++++ Supplied material ++++

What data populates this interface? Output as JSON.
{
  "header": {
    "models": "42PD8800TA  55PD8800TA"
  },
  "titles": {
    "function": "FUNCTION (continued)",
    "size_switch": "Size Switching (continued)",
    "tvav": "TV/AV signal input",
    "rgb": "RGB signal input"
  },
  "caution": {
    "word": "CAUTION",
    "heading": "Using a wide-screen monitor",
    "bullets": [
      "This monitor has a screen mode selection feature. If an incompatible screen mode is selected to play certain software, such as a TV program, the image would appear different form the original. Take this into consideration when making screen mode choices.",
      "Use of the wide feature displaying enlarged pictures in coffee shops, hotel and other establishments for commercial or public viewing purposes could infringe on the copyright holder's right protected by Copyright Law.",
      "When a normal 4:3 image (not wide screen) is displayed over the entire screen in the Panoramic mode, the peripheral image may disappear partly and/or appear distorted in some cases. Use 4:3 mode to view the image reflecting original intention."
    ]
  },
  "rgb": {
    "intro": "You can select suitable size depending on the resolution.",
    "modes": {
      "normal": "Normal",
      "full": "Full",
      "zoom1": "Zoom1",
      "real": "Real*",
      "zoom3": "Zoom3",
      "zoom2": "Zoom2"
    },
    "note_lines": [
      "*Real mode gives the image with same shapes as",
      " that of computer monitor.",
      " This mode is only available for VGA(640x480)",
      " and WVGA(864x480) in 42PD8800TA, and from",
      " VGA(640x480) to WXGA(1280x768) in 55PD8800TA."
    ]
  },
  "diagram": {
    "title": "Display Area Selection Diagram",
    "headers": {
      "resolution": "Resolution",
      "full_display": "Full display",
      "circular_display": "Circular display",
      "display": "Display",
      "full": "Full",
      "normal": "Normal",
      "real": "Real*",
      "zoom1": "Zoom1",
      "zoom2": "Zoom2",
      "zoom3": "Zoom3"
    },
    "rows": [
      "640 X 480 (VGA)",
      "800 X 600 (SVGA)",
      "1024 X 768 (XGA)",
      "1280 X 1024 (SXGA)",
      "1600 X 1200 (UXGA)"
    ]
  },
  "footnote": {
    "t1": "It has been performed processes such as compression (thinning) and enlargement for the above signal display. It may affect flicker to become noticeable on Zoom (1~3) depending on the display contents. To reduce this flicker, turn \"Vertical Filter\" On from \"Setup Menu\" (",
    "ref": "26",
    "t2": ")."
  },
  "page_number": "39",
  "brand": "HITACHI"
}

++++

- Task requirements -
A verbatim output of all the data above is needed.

- Result of this task -
What data populates this interface? Output as JSON.
{
  "header": {
    "models": "42PD8800TA  55PD8800TA"
  },
  "titles": {
    "function": "FUNCTION (continued)",
    "size_switch": "Size Switching (continued)",
    "tvav": "TV/AV signal input",
    "rgb": "RGB signal input"
  },
  "caution": {
    "word": "CAUTION",
    "heading": "Using a wide-screen monitor",
    "bullets": [
      "This monitor has a screen mode selection feature. If an incompatible screen mode is selected to play certain software, such as a TV program, the image would appear different form the original. Take this into consideration when making screen mode choices.",
      "Use of the wide feature displaying enlarged pictures in coffee shops, hotel and other establishments for commercial or public viewing purposes could infringe on the copyright holder's right protected by Copyright Law.",
      "When a normal 4:3 image (not wide screen) is displayed over the entire screen in the Panoramic mode, the peripheral image may disappear partly and/or appear distorted in some cases. Use 4:3 mode to view the image reflecting original intention."
    ]
  },
  "rgb": {
    "intro": "You can select suitable size depending on the resolution.",
    "modes": {
      "normal": "Normal",
      "full": "Full",
      "zoom1": "Zoom1",
      "real": "Real*",
      "zoom3": "Zoom3",
      "zoom2": "Zoom2"
    },
    "note_lines": [
      "*Real mode gives the image with same shapes as",
      " that of computer monitor.",
      " This mode is only available for VGA(640x480)",
      " and WVGA(864x480) in 42PD8800TA, and from",
      " VGA(640x480) to WXGA(1280x768) in 55PD8800TA."
    ]
  },
  "diagram": {
    "title": "Display Area Selection Diagram",
    "headers": {
      "resolution": "Resolution",
      "full_display": "Full display",
      "circular_display": "Circular display",
      "display": "Display",
      "full": "Full",
      "normal": "Normal",
      "real": "Real*",
      "zoom1": "Zoom1",
      "zoom2": "Zoom2",
      "zoom3": "Zoom3"
    },
    "rows": [
      "640 X 480 (VGA)",
      "800 X 600 (SVGA)",
      "1024 X 768 (XGA)",
      "1280 X 1024 (SXGA)",
      "1600 X 1200 (UXGA)"
    ]
  },
  "footnote": {
    "t1": "It has been performed processes such as compression (thinning) and enlargement for the above signal display. It may affect flicker to become noticeable on Zoom (1~3) depending on the display contents. To reduce this flicker, turn \"Vertical Filter\" On from \"Setup Menu\" (",
    "ref": "26",
    "t2": ")."
  },
  "page_number": "39",
  "brand": "HITACHI"
}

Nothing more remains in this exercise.